Twitter has blocked federally funded "domestic spy centers" from using a powerful social media monitoring tool after public records revealed that the government had special access to users' information for controversial surveillance efforts. The American Civil Liberties Union of California discovered that so-called fusion centers, which collect intelligence, had access to monitoring technology from Dataminr, an analytics company partially owned by Twitter. Records that the ACLU obtained uncovered that a fusion center in southern California had access to Dataminr's "geospatial analysis application", which allowed the government to do location-based tracking as well as searches tied to keywords. In October, the ACLU obtained government records revealing that Twitter, Facebook and Instagram had provided users' data to Geofeedia, a software company that aids police surveillance programs and has targeted protesters of color.

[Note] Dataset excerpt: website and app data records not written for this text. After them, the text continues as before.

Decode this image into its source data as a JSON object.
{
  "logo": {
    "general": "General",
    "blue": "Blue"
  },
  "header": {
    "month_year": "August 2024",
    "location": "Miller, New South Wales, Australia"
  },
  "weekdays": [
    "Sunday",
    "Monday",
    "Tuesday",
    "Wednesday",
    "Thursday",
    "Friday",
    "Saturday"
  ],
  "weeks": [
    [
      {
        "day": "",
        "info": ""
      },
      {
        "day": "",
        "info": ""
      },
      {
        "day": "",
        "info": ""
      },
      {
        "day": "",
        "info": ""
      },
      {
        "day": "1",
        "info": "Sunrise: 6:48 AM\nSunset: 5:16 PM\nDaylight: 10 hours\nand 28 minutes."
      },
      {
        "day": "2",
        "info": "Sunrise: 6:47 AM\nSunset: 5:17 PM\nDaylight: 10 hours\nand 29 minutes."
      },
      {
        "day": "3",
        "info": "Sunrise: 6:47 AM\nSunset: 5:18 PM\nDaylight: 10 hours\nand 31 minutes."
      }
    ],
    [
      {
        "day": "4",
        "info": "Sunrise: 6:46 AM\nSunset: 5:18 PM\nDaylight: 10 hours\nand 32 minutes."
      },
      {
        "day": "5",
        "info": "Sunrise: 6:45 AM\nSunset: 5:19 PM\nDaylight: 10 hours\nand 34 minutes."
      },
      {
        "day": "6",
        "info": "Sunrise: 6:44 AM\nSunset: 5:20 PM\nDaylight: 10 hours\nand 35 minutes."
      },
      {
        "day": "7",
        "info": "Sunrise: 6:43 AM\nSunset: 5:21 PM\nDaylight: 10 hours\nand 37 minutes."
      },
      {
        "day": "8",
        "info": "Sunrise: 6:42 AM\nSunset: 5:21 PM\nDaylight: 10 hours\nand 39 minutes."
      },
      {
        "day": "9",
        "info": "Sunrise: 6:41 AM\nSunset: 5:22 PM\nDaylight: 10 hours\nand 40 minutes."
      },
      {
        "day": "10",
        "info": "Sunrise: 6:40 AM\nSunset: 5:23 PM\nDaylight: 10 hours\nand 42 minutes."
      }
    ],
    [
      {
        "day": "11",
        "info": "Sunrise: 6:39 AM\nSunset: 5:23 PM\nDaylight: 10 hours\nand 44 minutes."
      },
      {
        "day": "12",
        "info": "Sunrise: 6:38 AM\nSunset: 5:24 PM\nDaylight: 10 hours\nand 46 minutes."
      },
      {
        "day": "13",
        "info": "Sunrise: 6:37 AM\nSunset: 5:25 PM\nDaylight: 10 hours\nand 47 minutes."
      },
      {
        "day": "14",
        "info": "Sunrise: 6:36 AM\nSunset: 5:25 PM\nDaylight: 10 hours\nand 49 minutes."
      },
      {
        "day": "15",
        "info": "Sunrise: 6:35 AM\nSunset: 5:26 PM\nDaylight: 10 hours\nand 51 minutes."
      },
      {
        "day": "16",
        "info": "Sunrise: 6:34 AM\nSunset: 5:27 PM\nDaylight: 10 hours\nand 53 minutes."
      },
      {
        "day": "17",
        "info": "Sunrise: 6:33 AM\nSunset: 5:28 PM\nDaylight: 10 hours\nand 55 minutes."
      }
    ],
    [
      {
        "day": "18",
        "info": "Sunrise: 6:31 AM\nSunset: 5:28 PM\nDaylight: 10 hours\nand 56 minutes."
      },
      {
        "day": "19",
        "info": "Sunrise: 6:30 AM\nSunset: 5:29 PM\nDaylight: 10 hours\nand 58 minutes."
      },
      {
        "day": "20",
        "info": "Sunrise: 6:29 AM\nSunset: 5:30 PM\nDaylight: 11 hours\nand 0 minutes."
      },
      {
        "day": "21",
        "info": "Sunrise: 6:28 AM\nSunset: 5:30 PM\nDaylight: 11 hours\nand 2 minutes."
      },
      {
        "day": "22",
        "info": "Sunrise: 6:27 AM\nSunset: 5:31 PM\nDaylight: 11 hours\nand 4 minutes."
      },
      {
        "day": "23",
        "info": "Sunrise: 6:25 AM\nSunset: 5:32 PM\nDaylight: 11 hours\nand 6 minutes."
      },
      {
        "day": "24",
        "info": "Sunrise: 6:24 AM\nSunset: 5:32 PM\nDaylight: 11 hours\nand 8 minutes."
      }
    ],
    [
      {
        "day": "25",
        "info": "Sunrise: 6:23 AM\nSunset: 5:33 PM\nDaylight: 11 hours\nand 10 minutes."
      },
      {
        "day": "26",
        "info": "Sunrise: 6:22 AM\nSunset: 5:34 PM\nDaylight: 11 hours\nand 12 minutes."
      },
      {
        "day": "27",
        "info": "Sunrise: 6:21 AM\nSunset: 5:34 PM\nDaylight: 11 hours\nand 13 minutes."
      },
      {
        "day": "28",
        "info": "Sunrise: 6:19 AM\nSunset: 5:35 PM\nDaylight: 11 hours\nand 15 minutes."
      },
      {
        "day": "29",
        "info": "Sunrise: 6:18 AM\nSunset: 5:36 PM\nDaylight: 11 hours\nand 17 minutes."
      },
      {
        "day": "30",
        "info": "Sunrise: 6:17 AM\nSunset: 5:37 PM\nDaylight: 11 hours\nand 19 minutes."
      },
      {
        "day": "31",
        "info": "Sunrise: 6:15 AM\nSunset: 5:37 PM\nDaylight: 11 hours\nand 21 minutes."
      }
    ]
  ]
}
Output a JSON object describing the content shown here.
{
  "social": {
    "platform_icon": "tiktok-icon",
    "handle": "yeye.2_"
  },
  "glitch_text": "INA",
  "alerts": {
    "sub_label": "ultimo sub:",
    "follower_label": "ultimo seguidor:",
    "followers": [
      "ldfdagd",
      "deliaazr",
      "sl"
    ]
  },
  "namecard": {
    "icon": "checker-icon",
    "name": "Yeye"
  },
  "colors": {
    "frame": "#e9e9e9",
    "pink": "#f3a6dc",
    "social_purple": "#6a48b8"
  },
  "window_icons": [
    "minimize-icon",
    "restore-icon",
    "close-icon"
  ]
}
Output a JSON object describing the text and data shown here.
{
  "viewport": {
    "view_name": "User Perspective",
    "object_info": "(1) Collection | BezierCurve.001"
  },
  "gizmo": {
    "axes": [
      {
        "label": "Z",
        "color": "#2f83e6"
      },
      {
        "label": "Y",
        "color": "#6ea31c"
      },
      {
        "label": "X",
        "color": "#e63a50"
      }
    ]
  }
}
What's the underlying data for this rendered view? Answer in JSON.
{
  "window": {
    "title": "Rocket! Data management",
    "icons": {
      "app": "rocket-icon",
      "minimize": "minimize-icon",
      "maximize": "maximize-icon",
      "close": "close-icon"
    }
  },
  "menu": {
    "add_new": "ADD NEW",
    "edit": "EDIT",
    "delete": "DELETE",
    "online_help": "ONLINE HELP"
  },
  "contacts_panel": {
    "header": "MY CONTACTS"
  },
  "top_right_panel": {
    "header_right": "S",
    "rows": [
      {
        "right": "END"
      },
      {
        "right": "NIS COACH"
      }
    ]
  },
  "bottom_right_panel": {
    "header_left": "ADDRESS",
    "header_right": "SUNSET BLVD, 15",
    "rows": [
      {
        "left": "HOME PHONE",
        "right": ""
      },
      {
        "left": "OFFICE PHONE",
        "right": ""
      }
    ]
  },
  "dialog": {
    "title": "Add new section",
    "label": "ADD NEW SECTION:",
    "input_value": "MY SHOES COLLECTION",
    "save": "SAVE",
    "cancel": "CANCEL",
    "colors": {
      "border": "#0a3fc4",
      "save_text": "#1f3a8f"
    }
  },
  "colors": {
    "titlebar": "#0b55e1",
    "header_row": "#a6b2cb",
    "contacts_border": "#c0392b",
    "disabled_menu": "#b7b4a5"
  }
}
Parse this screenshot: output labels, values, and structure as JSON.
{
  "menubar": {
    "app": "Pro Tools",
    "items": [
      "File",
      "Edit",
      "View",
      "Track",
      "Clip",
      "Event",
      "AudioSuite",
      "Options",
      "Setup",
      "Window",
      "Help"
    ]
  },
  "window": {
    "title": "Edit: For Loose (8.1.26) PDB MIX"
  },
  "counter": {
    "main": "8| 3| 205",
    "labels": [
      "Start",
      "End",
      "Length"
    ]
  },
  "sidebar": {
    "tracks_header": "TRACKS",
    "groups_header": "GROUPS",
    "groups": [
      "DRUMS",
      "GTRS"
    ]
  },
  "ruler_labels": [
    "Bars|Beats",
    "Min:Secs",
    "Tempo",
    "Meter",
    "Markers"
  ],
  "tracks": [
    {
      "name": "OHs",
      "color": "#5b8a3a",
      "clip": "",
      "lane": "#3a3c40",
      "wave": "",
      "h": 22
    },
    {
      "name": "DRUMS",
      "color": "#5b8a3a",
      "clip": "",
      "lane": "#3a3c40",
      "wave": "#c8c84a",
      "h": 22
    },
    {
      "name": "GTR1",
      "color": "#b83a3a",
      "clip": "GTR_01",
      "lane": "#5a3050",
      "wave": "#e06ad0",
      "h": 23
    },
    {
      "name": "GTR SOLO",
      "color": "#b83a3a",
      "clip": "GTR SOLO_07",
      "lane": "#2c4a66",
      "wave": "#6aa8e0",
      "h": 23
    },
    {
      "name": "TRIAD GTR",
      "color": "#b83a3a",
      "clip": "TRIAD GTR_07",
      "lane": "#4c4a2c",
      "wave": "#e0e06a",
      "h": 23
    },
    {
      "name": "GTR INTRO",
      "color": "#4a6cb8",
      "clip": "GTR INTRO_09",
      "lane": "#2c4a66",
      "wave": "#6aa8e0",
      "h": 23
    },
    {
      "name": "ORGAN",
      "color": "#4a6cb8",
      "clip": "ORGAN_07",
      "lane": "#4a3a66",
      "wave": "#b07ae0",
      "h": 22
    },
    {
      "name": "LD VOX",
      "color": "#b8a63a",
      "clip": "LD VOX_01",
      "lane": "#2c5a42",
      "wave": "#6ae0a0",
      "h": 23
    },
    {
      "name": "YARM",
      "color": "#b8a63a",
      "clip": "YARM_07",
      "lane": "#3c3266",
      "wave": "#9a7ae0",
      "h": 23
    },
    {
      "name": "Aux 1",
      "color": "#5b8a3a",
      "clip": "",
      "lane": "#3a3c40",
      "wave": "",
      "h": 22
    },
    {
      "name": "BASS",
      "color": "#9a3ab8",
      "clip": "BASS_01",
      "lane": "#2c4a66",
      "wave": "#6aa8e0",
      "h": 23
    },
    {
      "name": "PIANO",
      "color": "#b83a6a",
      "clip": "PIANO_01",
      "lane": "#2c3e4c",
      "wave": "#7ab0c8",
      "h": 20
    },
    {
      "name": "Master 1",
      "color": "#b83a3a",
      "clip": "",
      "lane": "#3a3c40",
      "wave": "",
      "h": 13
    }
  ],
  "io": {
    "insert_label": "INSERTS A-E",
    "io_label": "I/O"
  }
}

SAN FRANCISCO – U.S. police departments used location data and other user information from Twitter, Facebook and Instagram to track protesters in Ferguson, Missouri, and Baltimore, according to a report from the American Civil Liberties Union on Tuesday. Facebook, which also owns Instagram, and Twitter shut off the data access of Geofeedia, the Chicago-based data vendor that provided data to police, in response to the ACLU findings. "These special data deals were allowing the police to sneak in through a side door and use these powerful platforms to track protesters," said Nicole Ozer, the ACLU's technology and civil liberties policy director. In a tweet, Twitter said that it was "immediately suspending Geofeedia's commercial access to Twitter data," following the ACLU report.